> EXERCISE INPUTS:
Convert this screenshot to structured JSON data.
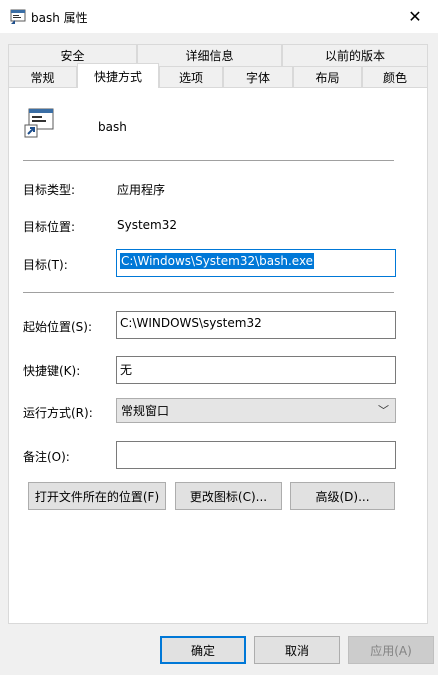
{
  "window": {
    "title": "bash 属性",
    "close_glyph": "✕"
  },
  "tabs_row1": [
    "安全",
    "详细信息",
    "以前的版本"
  ],
  "tabs_row2": [
    "常规",
    "快捷方式",
    "选项",
    "字体",
    "布局",
    "颜色"
  ],
  "shortcut": {
    "name": "bash",
    "target_type_label": "目标类型:",
    "target_type_value": "应用程序",
    "target_location_label": "目标位置:",
    "target_location_value": "System32",
    "target_label": "目标(T):",
    "target_value": "C:\\Windows\\System32\\bash.exe",
    "start_in_label": "起始位置(S):",
    "start_in_value": "C:\\WINDOWS\\system32",
    "hotkey_label": "快捷键(K):",
    "hotkey_value": "无",
    "run_label": "运行方式(R):",
    "run_value": "常规窗口",
    "comment_label": "备注(O):",
    "comment_value": ""
  },
  "buttons": {
    "open_location": "打开文件所在的位置(F)",
    "change_icon": "更改图标(C)...",
    "advanced": "高级(D)...",
    "ok": "确定",
    "cancel": "取消",
    "apply": "应用(A)"
  },
  "colors": {
    "accent": "#0078d7",
    "selection": "#0078d7"
  }
}
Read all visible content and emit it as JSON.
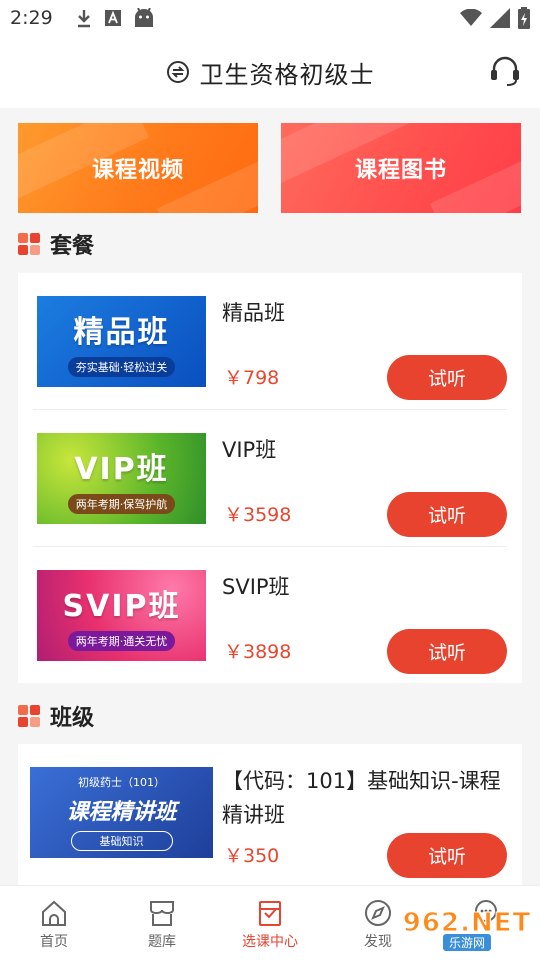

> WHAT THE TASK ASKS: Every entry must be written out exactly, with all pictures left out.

> SOLUTION TO THE EXERCISE:
Convert this screenshot to structured JSON data.
{
  "window": {
    "title": "bash 属性",
    "close_glyph": "✕"
  },
  "tabs_row1": [
    "安全",
    "详细信息",
    "以前的版本"
  ],
  "tabs_row2": [
    "常规",
    "快捷方式",
    "选项",
    "字体",
    "布局",
    "颜色"
  ],
  "shortcut": {
    "name": "bash",
    "target_type_label": "目标类型:",
    "target_type_value": "应用程序",
    "target_location_label": "目标位置:",
    "target_location_value": "System32",
    "target_label": "目标(T):",
    "target_value": "C:\\Windows\\System32\\bash.exe",
    "start_in_label": "起始位置(S):",
    "start_in_value": "C:\\WINDOWS\\system32",
    "hotkey_label": "快捷键(K):",
    "hotkey_value": "无",
    "run_label": "运行方式(R):",
    "run_value": "常规窗口",
    "comment_label": "备注(O):",
    "comment_value": ""
  },
  "buttons": {
    "open_location": "打开文件所在的位置(F)",
    "change_icon": "更改图标(C)...",
    "advanced": "高级(D)...",
    "ok": "确定",
    "cancel": "取消",
    "apply": "应用(A)"
  },
  "colors": {
    "accent": "#0078d7",
    "selection": "#0078d7"
  }
}
Read all visible content and emit it as JSON.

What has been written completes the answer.